That it is essentially an experimental community of like-minded individuals who refuse to stand by and just spectate but instead choose to participate in creating a temporary community to live and love and laugh for one week out of the year. Oh and then they burn an effigy of man! But can I tell you more than that? I can try, but I can’t do more than that really.
Will it remain this way? I don’t know yet. I wish I could just plug you into my memory bank to hear my stories, feel my experiences and see my image pool. Sadly, I could not even take pictures. Sure I took some but if you knew me, you’d understand the seriousness of that comment. I did not even pick up my media pass, which would have afforded me better opportunities to shoot.

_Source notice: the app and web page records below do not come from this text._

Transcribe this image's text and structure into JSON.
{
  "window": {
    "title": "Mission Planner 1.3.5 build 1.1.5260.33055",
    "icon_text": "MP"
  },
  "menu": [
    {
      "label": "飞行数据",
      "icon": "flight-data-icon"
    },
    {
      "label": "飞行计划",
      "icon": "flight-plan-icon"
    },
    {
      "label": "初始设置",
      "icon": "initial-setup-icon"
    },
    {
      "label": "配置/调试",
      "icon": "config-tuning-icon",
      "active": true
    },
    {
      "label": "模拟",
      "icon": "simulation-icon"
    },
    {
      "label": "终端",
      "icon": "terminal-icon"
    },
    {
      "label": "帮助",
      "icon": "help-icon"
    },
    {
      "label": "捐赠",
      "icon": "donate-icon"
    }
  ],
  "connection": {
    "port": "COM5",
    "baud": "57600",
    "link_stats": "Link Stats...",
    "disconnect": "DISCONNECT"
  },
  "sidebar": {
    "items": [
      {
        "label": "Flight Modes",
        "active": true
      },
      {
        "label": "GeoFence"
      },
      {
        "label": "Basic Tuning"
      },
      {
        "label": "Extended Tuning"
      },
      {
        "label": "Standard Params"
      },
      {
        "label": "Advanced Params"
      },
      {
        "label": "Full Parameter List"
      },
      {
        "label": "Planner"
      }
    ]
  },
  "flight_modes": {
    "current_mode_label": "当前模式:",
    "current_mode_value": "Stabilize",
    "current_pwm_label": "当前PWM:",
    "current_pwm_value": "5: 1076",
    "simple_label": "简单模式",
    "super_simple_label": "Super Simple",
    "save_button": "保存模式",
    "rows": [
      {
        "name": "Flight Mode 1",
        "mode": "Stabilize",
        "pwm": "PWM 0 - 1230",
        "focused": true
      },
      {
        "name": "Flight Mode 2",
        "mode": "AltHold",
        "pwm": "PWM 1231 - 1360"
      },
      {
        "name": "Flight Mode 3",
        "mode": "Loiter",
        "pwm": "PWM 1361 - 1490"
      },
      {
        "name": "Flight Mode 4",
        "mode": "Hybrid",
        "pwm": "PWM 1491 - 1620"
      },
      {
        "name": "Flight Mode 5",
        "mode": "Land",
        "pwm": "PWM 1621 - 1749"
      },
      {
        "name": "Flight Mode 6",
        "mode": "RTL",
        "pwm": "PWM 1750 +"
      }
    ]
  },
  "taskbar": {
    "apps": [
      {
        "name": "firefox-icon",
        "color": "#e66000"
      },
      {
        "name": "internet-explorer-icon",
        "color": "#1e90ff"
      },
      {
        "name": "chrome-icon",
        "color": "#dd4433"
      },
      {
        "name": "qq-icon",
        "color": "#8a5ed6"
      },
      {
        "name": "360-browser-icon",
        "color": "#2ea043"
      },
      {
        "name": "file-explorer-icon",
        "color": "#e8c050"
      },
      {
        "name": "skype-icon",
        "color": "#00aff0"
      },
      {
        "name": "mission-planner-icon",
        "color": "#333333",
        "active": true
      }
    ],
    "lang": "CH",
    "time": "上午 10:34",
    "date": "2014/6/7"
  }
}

Essentially, since I have returned, I feel like I am high but mostly numb, as if I am on a never-ending trip. You know you hear about people who get high and never really come back, well I wonder if this is what it feels like. I mean I can certainly function, though at a lower capacity than what I am used to, but I am fuzzy and groggy and feel almost exhausted by the simplest of thoughts and movements, which are made even more intense by the jolting, static, almost harsh movement of life around me here in the default world.
Will I ever gain a sense of normalcy back or will I just stare blankly and vacantly through tears from now on?
Right now I cannot seem to handle the speed of this world, which I have returned to. I can’t seem to talk, walk or drive at anywhere near the lightning fast speed that the rest of the world is moving at. Nor can I seem to find reasons as to why have I drained every bit of serotonin from my body. Am I that underwhelmed, as I heard someone say. Will I ever gain a sense of normalcy back or will I just stare blankly and vacantly through tears from now on?
Is this what they mean by decompressing? Is this what it feels like? Because I do feel very compacting inside my vessel, like extra pounds of pressure have been forced upon me and are aiming everything inward, making it difficult to look up, out or even articulate much less have control over my motor skills. Every movement, every thought, and every simple action is a laboriously fraught task.
Gone are the miles of smiles from strangers. Back are the downward glances and insincere gestures of strangers. I want back the innumerable hugs and kisses from strangers just for crossing their path! I want back the glowing demeanor of the tribe I left behind. Oddly enough, all week long people kept saying wholeheartedly to each other, “Welcome home!” But it is not until this very moment that I truly understand what they meant, and I finally feel it completely because, “This place sucks and I want to go home!”